## Record extracts
# # #

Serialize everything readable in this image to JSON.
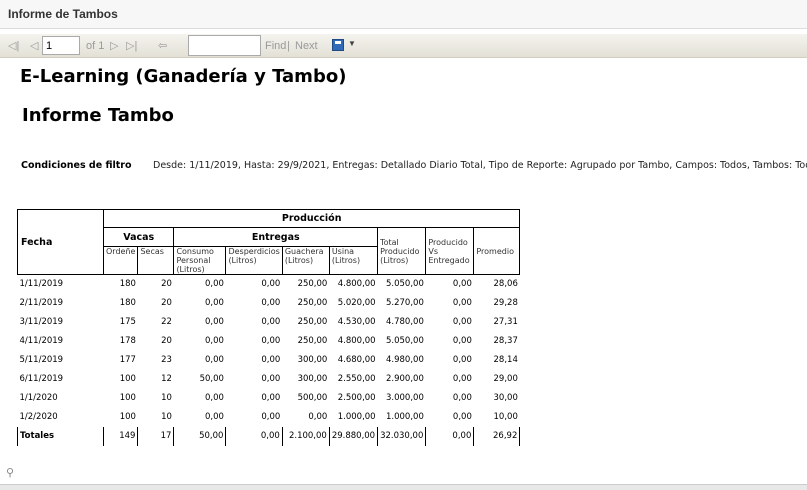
{
  "window": {
    "title": "Informe de Tambos"
  },
  "toolbar": {
    "first": "◁|",
    "prev": "◁",
    "page_value": "1",
    "of_pages": "of 1",
    "next": "▷",
    "last": "▷|",
    "back": "⇦",
    "find_value": "",
    "find_label": "Find",
    "separator": "|",
    "next_label": "Next",
    "export_icon": "save-disk-icon"
  },
  "report": {
    "title": "E-Learning (Ganadería y Tambo)",
    "subtitle": "Informe Tambo",
    "filter_label": "Condiciones de filtro",
    "filter_text": "Desde: 1/11/2019, Hasta: 29/9/2021, Entregas: Detallado Diario Total, Tipo de Reporte: Agrupado por Tambo, Campos: Todos, Tambos: Todos"
  },
  "table": {
    "col_fecha": "Fecha",
    "group_produccion": "Producción",
    "group_vacas": "Vacas",
    "group_entregas": "Entregas",
    "sub": {
      "ordene": "Ordeñe",
      "secas": "Secas",
      "consumo": "Consumo Personal (Litros)",
      "desperdicios": "Desperdicios (Litros)",
      "guachera": "Guachera (Litros)",
      "usina": "Usina (Litros)",
      "total": "Total Producido (Litros)",
      "producido_vs": "Producido Vs Entregado",
      "promedio": "Promedio"
    },
    "rows": [
      {
        "fecha": "1/11/2019",
        "ordene": "180",
        "secas": "20",
        "consumo": "0,00",
        "desperdicios": "0,00",
        "guachera": "250,00",
        "usina": "4.800,00",
        "total": "5.050,00",
        "vs": "0,00",
        "promedio": "28,06"
      },
      {
        "fecha": "2/11/2019",
        "ordene": "180",
        "secas": "20",
        "consumo": "0,00",
        "desperdicios": "0,00",
        "guachera": "250,00",
        "usina": "5.020,00",
        "total": "5.270,00",
        "vs": "0,00",
        "promedio": "29,28"
      },
      {
        "fecha": "3/11/2019",
        "ordene": "175",
        "secas": "22",
        "consumo": "0,00",
        "desperdicios": "0,00",
        "guachera": "250,00",
        "usina": "4.530,00",
        "total": "4.780,00",
        "vs": "0,00",
        "promedio": "27,31"
      },
      {
        "fecha": "4/11/2019",
        "ordene": "178",
        "secas": "20",
        "consumo": "0,00",
        "desperdicios": "0,00",
        "guachera": "250,00",
        "usina": "4.800,00",
        "total": "5.050,00",
        "vs": "0,00",
        "promedio": "28,37"
      },
      {
        "fecha": "5/11/2019",
        "ordene": "177",
        "secas": "23",
        "consumo": "0,00",
        "desperdicios": "0,00",
        "guachera": "300,00",
        "usina": "4.680,00",
        "total": "4.980,00",
        "vs": "0,00",
        "promedio": "28,14"
      },
      {
        "fecha": "6/11/2019",
        "ordene": "100",
        "secas": "12",
        "consumo": "50,00",
        "desperdicios": "0,00",
        "guachera": "300,00",
        "usina": "2.550,00",
        "total": "2.900,00",
        "vs": "0,00",
        "promedio": "29,00"
      },
      {
        "fecha": "1/1/2020",
        "ordene": "100",
        "secas": "10",
        "consumo": "0,00",
        "desperdicios": "0,00",
        "guachera": "500,00",
        "usina": "2.500,00",
        "total": "3.000,00",
        "vs": "0,00",
        "promedio": "30,00"
      },
      {
        "fecha": "1/2/2020",
        "ordene": "100",
        "secas": "10",
        "consumo": "0,00",
        "desperdicios": "0,00",
        "guachera": "0,00",
        "usina": "1.000,00",
        "total": "1.000,00",
        "vs": "0,00",
        "promedio": "10,00"
      }
    ],
    "totals": {
      "label": "Totales",
      "ordene": "149",
      "secas": "17",
      "consumo": "50,00",
      "desperdicios": "0,00",
      "guachera": "2.100,00",
      "usina": "29.880,00",
      "total": "32.030,00",
      "vs": "0,00",
      "promedio": "26,92"
    }
  },
  "footer": {
    "corner_icon": "pin-icon",
    "corner_glyph": "⚲"
  }
}
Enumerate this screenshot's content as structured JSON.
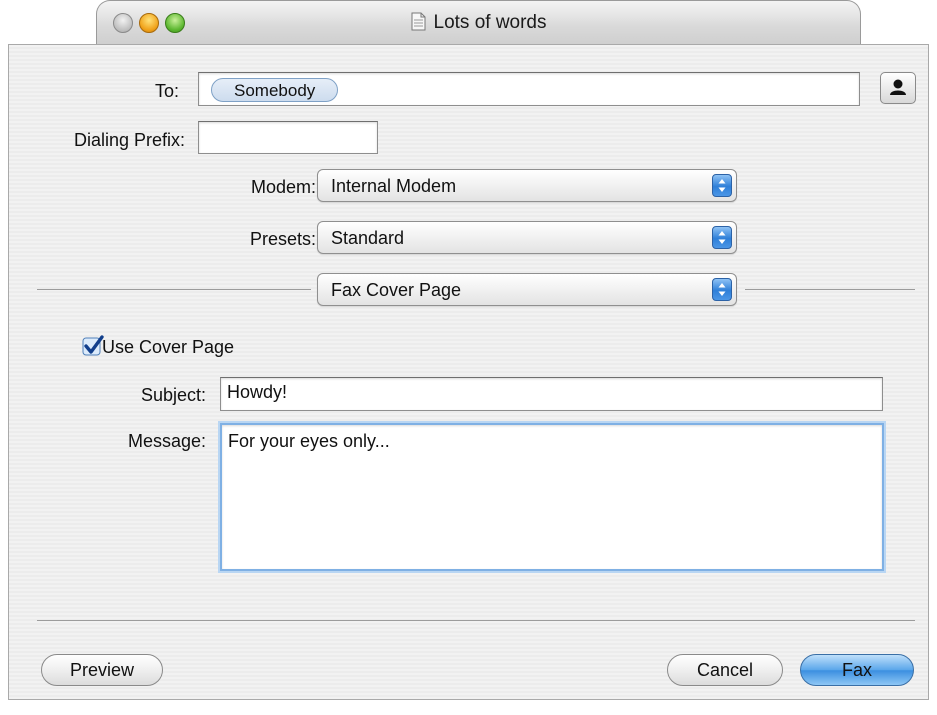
{
  "window": {
    "title": "Lots of words"
  },
  "recipient": {
    "to_label": "To:",
    "to_token": "Somebody",
    "prefix_label": "Dialing Prefix:",
    "prefix_value": ""
  },
  "modem": {
    "label": "Modem:",
    "value": "Internal Modem"
  },
  "presets": {
    "label": "Presets:",
    "value": "Standard"
  },
  "section": {
    "value": "Fax Cover Page"
  },
  "cover": {
    "checkbox_label": "Use Cover Page",
    "checked": true,
    "subject_label": "Subject:",
    "subject_value": "Howdy!",
    "message_label": "Message:",
    "message_value": "For your eyes only..."
  },
  "buttons": {
    "preview": "Preview",
    "cancel": "Cancel",
    "fax": "Fax"
  },
  "icons": {
    "address_book": "person-icon",
    "popup_arrows": "up-down-arrows-icon",
    "checkbox": "checkmark-icon"
  },
  "colors": {
    "accent": "#3b8fe0",
    "check": "#1f5fbf"
  }
}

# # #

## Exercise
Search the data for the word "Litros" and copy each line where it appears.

## Response to the task
      "consumo": "Consumo Personal (Litros)",
      "desperdicios": "Desperdicios (Litros)",
      "guachera": "Guachera (Litros)",
      "usina": "Usina (Litros)",
      "total": "Total Producido (Litros)",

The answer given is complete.